▶ **INPUT DATA**
Start of Block
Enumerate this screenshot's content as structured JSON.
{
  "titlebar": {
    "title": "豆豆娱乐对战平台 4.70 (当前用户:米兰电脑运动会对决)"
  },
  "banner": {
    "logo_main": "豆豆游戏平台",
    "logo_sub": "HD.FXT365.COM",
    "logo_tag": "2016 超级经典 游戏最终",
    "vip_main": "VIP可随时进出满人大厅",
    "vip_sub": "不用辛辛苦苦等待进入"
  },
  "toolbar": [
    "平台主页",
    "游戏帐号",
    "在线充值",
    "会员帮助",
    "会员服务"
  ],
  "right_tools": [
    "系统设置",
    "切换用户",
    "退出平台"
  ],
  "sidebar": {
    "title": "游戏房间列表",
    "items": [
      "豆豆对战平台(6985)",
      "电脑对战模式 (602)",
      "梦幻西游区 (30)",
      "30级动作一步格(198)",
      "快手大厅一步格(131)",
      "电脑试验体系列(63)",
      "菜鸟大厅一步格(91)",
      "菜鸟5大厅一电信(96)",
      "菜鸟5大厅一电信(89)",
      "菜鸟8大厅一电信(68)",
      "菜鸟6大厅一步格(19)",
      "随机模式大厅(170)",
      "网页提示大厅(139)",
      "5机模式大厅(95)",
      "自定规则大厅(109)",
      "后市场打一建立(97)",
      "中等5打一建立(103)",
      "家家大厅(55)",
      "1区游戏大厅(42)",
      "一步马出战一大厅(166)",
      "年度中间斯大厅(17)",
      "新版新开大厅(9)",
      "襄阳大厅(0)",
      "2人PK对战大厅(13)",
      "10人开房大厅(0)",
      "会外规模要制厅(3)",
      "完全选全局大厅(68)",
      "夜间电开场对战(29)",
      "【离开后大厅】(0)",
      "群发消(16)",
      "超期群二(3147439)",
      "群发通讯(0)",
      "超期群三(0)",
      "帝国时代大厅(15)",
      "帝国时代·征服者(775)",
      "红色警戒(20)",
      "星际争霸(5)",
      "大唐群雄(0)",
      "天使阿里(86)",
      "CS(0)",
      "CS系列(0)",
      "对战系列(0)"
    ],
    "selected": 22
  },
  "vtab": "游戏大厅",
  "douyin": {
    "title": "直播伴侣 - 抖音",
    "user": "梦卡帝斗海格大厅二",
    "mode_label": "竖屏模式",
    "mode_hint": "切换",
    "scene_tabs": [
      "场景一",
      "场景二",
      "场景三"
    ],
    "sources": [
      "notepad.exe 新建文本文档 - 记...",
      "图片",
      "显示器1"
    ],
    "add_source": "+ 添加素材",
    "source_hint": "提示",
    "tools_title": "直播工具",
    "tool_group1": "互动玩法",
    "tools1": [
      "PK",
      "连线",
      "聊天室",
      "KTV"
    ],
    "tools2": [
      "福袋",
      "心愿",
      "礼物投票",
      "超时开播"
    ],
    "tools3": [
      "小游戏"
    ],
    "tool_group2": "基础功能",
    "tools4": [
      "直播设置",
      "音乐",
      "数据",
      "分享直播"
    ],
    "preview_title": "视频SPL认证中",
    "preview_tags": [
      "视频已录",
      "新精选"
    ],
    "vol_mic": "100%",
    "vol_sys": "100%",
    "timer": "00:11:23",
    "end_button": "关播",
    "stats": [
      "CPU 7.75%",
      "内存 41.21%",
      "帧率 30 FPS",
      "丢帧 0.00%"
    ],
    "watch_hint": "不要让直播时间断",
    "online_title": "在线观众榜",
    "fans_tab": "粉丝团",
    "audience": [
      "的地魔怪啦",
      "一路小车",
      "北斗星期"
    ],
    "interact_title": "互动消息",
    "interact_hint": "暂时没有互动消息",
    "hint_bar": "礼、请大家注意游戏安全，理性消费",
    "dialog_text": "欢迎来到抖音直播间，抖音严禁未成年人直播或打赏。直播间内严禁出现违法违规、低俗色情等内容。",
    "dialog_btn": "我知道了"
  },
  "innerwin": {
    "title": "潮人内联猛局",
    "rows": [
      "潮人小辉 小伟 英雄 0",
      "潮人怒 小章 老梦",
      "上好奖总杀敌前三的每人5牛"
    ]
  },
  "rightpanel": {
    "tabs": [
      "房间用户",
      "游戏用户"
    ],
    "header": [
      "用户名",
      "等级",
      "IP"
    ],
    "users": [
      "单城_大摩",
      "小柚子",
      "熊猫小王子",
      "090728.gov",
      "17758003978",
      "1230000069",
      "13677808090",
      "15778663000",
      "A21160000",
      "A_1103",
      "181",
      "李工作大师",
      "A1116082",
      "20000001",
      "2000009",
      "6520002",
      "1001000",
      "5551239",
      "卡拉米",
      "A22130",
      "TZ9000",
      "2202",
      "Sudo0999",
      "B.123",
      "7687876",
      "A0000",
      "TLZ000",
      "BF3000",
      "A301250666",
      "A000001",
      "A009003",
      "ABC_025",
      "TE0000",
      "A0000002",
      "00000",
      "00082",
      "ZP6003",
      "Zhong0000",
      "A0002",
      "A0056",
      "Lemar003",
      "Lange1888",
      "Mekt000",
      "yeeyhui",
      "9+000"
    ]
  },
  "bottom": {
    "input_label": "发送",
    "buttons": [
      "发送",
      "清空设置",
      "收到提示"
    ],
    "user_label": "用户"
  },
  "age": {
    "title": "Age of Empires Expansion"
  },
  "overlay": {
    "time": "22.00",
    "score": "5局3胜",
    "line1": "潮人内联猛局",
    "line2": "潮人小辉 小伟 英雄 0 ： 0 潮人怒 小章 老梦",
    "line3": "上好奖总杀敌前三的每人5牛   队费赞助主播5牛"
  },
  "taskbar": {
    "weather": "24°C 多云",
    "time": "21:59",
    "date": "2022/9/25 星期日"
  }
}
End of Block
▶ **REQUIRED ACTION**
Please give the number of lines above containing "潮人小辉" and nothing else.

▶ **REPLY TO THE EXERCISE**
2